U.S. warns Palestinians against bid for full UN membership
The Biden administration has urged the Palestinian Authority not to pursue a vote at the UN Security Council on gaining full UN membership, stressing it will likely veto any such move, U.S. and Palestinian sources said.
Driving the news: The Palestinian Authority announced several weeks ago it will renew its push to gain full UN membership during the upcoming UN General Assembly meeting in New York.
- Palestinian President Mahmoud Abbas wants to use this move to try to put the Israeli-Palestinian conflict back at the center of the international community’s attention and to break the current deadlock in the peace process.

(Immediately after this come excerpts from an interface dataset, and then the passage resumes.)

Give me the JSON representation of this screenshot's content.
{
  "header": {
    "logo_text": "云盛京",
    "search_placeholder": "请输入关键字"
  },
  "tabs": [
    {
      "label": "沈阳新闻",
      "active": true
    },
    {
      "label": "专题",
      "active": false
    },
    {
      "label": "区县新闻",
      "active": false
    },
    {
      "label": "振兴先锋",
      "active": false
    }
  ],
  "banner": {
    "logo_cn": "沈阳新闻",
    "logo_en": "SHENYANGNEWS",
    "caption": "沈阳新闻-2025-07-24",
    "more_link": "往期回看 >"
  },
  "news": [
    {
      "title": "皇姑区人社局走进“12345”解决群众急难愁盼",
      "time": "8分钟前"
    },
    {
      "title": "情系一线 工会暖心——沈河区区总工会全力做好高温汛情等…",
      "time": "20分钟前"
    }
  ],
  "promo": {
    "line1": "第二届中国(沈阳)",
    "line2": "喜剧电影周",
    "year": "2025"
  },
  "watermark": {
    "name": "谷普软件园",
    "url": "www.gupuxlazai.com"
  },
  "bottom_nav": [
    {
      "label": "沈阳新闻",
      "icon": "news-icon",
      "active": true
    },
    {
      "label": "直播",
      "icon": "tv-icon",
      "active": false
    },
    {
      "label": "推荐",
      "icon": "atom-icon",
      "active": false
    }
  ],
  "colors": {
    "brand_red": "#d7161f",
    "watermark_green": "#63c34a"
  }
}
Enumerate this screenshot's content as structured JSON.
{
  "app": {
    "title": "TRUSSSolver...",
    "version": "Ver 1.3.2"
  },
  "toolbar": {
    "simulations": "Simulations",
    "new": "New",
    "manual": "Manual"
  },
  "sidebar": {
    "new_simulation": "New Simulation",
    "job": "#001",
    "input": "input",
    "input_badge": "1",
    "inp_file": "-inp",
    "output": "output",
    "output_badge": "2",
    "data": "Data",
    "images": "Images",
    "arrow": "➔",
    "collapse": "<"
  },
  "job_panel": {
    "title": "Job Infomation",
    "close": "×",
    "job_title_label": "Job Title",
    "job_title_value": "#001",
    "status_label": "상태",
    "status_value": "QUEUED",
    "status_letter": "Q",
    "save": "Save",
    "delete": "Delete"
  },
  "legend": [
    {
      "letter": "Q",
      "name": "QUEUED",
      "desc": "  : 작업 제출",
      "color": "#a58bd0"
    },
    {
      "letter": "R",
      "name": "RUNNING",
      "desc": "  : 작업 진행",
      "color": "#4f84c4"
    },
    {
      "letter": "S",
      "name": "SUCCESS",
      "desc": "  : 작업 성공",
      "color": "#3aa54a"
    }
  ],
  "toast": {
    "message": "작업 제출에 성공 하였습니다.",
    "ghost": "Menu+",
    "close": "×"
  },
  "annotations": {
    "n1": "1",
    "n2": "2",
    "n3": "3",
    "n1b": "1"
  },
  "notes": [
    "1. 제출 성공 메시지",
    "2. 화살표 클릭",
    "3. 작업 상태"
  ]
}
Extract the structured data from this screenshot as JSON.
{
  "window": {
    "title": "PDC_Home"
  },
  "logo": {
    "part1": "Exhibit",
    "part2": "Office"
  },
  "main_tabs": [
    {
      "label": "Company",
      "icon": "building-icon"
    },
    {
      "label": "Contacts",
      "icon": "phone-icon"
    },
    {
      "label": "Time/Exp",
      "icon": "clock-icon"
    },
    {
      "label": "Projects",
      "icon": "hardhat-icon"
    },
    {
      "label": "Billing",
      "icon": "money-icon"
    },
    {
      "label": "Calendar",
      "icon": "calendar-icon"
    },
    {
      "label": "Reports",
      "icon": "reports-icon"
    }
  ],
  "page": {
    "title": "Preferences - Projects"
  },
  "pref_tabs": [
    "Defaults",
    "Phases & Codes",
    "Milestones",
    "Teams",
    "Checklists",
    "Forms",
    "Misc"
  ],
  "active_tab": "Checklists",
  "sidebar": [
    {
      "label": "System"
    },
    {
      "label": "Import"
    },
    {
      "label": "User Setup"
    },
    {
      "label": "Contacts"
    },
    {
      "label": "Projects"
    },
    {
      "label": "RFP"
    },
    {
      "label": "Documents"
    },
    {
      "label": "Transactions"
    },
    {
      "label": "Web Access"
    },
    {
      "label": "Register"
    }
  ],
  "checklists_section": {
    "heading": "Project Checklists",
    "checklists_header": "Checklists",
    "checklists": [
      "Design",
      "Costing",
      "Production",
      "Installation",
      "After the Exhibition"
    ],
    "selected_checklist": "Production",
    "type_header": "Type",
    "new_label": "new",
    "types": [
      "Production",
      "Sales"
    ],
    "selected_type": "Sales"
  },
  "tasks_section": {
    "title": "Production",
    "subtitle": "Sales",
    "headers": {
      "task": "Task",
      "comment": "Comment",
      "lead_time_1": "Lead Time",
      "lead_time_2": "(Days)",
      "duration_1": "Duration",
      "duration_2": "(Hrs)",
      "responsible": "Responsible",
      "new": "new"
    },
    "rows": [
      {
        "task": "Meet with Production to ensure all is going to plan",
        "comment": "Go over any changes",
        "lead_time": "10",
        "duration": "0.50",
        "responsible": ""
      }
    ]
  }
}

- The possible UN bid is also a way for the PA and Abbas to try to win points domestically and get deliverables from the U.S. and the EU.
Behind the scenes: Several weeks ago, Palestinian Ambassador to the UN Riyad Mansour started quiet consultations in New York with Security Council members over a possible full membership bid, according to Palestinian, Israeli and U.S. sources.
- The Palestinians also discussed the issue with Biden administration officials, who raised strong reservations and said such a move won’t lead anywhere because of the veto, U.S. sources said.
Flashback: In November 2012, the Palestinians' UN status was upgraded to non-member observer state, but this was done through a vote at the UN General Assembly where no country has veto power.
- Since then, Palestinian leaders tried several times to get a vote at the UN Security Council but never garnered enough support — nine of 15 members — to even hold a vote.
What they're saying: PLO official and Palestinian Minister Hussein al-Sheikh confirmed there were talks with the Biden administration on the issue, but stressed that it is an ongoing discussion and the PA is still trying to convince countries to support it.
- A State Department spokesperson said the U.S. is committed to a two-state solution and is focused on trying to bring the Palestinians and Israelis closer together and create conditions for direct talks.
- “The only realistic path to a comprehensive and lasting peace is through direct negotiations between the parties. There are no shortcuts to Palestinian statehood outside direct negotiations with Israel," the State Department spokesperson added.